From a humble architect of the third world. – Marcio Kogan
A glass house cut into a rocky slope emphasizes simple geometry and indoor-outdoor relationships.
Catskill Mountain House, West Shokan, New York, by Audrey Matlock
The limestone, steel and aluminum house was built on the foundation of the original house also designed by the architect. The expanded house with a prime location needed to conform to subsequent zoning which required it to be built within the same footprint of the original house.
Georgica Pond, East Hampton, New York, USA, by Designer, for Bates Masi
Guanyin-hall, Dule-monastery Tianjin, Jixian (Liao Dynasty 916-1125)
Chunyang Hall, Yongle Palace, Ruicheng, Shanxi Province (Yuan Dynasty 1271-1368)
Bracketing Cluster (Dougong) (Song Dynasty 960-1279)
Hall of a Thousand Buddhas, Temple Zhihua, Beijing (Ming Dynasty 1368-1644)
For about three centuries, almost all public buildings in China were built according to a hardly ever changing construction system: an enormous, curved hip roof rests on wooden posts with wide overhanging eaves and tile covering, supported by an elaborate wooden construction.
In the 20th century, documentation and teaching models of the highest accuracy were made of the most important buddhist temples and palace complexes. These large-scale models precisely show all the details in order to enable their study and a possible reconstruction of the historical buildings. The exhibition at the Architekturmuseum shows 19 of these models, among them detailed models of the bracket system (Dougong) and reproductions of the oldest timber constructions existing in China.
The holiday house in located in the middle of the village of Vnà in the Lower Engadine. The particular challenge of the project was to bridge the divide between the old-world charm of the village and the modern flair embodied in a holiday house for an internationally successful art gallery owner. The aim was to develop a formal language which had a certain proximity to traditional Engadine architecture and yet remained immediately recognisable as contemporary without being conservatively romanticised.
House 53 was conceived as a wood and mortar monolithic block with another concrete and glass volume upon it. Due to the ground’s small front and volumetry, the box’s two edges had to make the most of light’s entrance, which explains the large windows. It was also desirable that these windows would make it possible to darken the internal environment whenever needed.

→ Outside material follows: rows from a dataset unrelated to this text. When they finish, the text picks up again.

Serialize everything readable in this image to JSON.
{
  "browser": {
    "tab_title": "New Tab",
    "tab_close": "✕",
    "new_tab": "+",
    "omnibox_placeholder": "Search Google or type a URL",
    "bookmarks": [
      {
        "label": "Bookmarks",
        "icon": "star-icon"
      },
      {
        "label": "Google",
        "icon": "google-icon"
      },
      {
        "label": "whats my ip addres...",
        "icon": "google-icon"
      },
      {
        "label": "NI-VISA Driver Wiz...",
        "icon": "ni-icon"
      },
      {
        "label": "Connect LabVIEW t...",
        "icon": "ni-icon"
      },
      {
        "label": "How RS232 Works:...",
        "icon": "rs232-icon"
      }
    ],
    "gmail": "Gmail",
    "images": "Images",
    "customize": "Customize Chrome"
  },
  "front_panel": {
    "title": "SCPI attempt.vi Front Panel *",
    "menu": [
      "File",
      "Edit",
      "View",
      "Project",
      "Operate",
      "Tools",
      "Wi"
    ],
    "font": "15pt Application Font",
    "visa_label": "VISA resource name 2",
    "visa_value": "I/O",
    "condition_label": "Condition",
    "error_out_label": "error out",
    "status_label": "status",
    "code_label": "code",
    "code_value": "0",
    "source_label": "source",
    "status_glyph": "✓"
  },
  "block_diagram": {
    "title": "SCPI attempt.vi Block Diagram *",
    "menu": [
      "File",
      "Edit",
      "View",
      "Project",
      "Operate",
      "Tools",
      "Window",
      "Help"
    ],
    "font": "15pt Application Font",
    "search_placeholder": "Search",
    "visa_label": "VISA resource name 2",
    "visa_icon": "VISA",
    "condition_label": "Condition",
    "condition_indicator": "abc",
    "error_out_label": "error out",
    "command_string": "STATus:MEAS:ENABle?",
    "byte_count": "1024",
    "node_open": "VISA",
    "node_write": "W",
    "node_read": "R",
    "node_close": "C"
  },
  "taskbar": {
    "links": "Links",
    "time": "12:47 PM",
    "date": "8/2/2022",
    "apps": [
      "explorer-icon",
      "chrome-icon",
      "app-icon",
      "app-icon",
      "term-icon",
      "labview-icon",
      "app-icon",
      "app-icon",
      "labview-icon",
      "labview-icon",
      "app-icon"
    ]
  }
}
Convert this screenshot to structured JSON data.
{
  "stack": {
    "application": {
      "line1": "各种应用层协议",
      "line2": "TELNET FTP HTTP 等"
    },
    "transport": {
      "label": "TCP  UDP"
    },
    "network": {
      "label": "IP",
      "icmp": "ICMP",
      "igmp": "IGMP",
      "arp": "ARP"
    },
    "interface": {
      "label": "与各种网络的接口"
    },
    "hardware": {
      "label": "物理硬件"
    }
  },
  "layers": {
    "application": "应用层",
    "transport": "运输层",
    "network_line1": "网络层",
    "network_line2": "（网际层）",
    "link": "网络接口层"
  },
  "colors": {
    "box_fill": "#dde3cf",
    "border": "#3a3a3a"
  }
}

The house’s inferior volume, which comprises the living room on the first floor, and the bedrooms on the second floor, is a glass box with wooden brises that open as folding doors. The rooms’ front and back facades were designed to be completely closed or opened.
Kübler House is surrounded by golf courses and green areas near the Andes. The project seeks to incorporate the landscape into daily life, following the client’s request to spend a long time throughout the year in the exterior spaces.